It’s the end of an era in the Formula One paddock with Ron Dennis being put on gardening leave from his role as McLaren Chairman after a meeting with shareholders on Tuesday.
McLaren released a statement confirming the news, that didn’t come as a shock to the Formula One paddock after reports that he was taking the team to court last week over their intentions to remove him from the role he has held for 35 years.
“As of this afternoon Ron Dennis no longer holds the position of Chief Executive Officer of McLaren Technology Group (or its subsidiaries). However, he remains a shareholder and a director of McLaren Technology Group,” the statement read.

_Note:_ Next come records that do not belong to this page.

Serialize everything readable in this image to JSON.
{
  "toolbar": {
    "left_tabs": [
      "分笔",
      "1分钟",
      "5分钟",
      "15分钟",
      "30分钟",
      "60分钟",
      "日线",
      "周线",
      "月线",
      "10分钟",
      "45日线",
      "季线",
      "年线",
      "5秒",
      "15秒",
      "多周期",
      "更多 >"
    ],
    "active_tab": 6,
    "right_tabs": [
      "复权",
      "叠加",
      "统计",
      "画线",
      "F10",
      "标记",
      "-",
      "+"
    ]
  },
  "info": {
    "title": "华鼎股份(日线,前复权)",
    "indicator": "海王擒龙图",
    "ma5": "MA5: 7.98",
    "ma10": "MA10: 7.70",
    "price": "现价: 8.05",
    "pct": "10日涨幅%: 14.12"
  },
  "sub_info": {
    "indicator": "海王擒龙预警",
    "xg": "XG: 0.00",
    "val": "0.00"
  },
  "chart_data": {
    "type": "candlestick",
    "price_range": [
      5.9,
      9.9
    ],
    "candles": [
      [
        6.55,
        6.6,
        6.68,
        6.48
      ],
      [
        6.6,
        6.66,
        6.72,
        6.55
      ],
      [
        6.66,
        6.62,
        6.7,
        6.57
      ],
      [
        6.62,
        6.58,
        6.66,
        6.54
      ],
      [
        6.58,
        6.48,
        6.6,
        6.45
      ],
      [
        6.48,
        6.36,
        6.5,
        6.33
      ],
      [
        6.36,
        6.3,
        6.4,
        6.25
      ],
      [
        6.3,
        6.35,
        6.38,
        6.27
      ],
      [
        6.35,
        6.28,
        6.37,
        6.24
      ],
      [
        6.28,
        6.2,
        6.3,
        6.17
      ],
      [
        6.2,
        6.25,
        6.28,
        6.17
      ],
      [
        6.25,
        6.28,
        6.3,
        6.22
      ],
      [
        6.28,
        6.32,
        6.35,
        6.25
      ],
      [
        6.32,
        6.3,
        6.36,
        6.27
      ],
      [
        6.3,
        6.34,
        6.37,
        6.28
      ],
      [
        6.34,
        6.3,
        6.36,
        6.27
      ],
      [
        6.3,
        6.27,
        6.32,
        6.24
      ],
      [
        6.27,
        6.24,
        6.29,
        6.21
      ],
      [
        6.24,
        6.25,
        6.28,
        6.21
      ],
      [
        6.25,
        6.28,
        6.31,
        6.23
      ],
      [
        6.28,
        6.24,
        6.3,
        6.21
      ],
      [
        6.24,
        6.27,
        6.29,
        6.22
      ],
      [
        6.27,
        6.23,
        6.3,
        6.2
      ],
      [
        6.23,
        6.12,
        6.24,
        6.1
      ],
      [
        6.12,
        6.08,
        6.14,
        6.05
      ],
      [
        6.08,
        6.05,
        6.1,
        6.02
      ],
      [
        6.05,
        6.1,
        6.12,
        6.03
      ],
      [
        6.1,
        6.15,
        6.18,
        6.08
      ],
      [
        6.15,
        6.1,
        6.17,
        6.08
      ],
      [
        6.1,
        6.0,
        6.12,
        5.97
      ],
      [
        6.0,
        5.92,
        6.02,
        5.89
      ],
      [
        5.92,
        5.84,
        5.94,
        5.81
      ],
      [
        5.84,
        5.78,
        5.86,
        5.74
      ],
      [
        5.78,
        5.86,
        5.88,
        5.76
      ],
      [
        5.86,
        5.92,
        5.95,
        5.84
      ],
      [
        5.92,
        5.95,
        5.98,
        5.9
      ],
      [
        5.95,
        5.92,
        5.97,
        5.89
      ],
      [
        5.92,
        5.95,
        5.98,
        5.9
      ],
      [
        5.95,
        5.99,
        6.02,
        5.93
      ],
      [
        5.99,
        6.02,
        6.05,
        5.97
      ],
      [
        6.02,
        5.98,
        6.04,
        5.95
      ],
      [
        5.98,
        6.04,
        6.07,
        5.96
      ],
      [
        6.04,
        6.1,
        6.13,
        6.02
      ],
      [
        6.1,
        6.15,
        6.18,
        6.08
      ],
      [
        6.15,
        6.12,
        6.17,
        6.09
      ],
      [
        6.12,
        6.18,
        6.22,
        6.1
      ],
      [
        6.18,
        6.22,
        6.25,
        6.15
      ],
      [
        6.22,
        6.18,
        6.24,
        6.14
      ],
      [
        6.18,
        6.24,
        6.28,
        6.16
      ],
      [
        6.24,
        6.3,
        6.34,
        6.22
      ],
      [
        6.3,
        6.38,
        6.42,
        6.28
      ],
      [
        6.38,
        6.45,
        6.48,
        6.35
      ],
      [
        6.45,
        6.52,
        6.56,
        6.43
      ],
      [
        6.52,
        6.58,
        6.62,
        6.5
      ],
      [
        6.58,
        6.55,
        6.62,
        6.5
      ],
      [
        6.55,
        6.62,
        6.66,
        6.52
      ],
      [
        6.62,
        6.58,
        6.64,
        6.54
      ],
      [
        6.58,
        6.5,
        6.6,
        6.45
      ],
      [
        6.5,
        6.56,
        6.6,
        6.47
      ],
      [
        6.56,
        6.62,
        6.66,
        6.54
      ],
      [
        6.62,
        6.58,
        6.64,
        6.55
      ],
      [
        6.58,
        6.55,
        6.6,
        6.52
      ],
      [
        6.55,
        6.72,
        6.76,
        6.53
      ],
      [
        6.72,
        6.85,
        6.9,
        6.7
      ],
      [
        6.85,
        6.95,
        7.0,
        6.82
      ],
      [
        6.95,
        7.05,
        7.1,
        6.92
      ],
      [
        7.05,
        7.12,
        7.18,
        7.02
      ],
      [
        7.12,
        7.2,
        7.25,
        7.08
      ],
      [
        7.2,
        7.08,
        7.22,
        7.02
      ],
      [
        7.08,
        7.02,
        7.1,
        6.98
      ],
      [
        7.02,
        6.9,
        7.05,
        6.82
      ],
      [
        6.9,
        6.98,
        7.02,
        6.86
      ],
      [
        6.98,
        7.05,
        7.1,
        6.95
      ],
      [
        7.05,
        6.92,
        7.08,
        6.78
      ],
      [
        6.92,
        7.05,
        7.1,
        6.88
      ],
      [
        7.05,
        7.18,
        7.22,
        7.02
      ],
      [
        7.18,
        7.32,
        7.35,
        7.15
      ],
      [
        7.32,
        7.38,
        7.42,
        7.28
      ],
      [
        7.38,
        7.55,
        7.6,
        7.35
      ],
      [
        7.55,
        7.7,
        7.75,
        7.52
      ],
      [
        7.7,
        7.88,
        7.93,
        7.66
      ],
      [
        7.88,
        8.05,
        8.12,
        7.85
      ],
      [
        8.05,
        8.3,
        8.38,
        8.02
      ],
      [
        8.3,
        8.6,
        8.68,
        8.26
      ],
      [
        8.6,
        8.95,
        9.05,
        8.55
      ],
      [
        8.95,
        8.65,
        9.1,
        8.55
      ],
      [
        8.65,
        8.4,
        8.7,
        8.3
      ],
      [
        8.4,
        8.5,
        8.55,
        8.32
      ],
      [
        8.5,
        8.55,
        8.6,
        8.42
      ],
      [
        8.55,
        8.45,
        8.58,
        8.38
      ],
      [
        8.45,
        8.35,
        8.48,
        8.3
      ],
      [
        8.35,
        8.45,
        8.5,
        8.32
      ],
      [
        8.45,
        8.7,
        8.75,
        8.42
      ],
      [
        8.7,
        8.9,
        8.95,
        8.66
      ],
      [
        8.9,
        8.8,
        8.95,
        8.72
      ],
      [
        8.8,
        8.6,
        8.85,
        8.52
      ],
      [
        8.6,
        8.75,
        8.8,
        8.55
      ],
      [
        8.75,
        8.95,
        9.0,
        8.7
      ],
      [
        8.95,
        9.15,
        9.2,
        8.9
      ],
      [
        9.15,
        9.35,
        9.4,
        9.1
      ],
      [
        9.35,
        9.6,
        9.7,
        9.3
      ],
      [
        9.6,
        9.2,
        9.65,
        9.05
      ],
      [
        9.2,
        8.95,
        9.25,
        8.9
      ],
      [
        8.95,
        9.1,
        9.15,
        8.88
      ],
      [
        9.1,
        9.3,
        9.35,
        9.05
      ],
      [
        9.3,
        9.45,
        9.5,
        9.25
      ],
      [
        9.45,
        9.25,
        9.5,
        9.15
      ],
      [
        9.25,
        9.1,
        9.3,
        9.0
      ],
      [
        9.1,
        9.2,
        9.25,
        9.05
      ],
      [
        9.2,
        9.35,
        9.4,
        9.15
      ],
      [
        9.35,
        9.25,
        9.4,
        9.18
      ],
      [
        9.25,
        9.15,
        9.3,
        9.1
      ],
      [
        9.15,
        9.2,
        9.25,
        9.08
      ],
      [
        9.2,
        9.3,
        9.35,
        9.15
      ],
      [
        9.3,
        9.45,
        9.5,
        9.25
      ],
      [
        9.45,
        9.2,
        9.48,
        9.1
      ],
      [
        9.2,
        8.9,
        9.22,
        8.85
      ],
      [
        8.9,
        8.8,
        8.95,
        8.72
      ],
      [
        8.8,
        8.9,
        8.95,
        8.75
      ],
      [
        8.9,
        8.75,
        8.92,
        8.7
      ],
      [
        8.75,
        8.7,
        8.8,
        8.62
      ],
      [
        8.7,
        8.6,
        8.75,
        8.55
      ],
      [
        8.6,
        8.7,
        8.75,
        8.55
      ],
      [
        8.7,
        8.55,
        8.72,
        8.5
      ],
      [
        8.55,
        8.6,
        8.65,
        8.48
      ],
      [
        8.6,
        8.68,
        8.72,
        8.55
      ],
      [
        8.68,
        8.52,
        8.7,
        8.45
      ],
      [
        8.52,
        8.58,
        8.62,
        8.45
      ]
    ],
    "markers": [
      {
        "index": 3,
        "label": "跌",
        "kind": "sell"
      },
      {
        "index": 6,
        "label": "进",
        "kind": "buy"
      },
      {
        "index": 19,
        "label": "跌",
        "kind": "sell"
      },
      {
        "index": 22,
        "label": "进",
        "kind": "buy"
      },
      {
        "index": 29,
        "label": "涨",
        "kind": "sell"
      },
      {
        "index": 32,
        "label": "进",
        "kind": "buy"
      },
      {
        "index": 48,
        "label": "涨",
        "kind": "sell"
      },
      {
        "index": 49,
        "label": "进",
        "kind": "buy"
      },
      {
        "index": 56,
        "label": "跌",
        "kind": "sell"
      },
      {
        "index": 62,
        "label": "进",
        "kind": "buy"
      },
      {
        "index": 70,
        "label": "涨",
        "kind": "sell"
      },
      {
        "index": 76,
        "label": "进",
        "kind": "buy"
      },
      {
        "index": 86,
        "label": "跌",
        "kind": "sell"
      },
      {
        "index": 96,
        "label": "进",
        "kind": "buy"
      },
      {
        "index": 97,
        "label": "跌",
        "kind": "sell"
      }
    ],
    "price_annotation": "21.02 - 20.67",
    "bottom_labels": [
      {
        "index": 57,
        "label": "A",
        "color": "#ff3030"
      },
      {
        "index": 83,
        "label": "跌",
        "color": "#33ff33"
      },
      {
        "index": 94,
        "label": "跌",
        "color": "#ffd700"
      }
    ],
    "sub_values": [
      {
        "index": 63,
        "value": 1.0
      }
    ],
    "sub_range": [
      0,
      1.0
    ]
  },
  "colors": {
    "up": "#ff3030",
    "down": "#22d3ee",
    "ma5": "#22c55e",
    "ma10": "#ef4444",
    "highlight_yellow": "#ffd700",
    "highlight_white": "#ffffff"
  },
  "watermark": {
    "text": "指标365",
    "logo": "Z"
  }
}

“'Over the past 35 years Ron's contribution to the success of McLaren has been colossal. During his tenure the team won 17 World Championships and 158 Grands Prix, making him the most successful leader in Formula 1 history. Like the company's founder, Bruce McLaren, Ron is and will always be one of the true greats of the sport.”
“McLaren Technology Group is now in the process of seeking a new Chief Executive Officer. Until such an appointment has been made, the company will be run on an interim basis by an Executive Committee comprising the Group's majority shareholders, in close collaboration with the Board of Directors and the senior management team, all of whom remain utterly committed to the company, its partners, its employees and its fans, and share a passionate determination to build on our many strengths towards future prosperity.”
Dennis, who is almost 70, has devoted his life to McLaren and is certainly not happy with the way things worked out, releasing a statement of his own about his concerns and his future plans…
“I am disappointed that the representatives of TAG and Mumtalakat, the other main shareholders in McLaren, have forced through this decision to place me on gardening leave, despite the strong warnings from the rest of the management team about the potential consequences of their actions on the business.” It read.
“The grounds they have stated are entirely spurious; my management style is the same as it has always been and is one that has enabled McLaren to become an automotive and technology group that has won 20 Formula One world championships and grown into an £850 million a year business.”
“Throughout that time I have worked closely with a series of talented colleagues to keep McLaren at the cutting edge of technology, to whom I will always be extremely grateful. Ultimately it has become clear to me through this process that neither TAG nor Mumtalakat share my vision for McLaren and its true growth potential. But my first concern is to the business I have built and to its 3,500 employees.”
'I will continue to use my significant shareholding in both companies and my seats on both boards to protect the interests and value of McLaren and help shape its future. In addition I intend to launch a new technology investment fund once my contractual commitments with McLaren expire. “
“This will capitalise on my expertise, my financial resources, together with external investment to pursue the many commercial opportunities I have been offered in recent years but have been unable to take up while being so committed to the existing business.”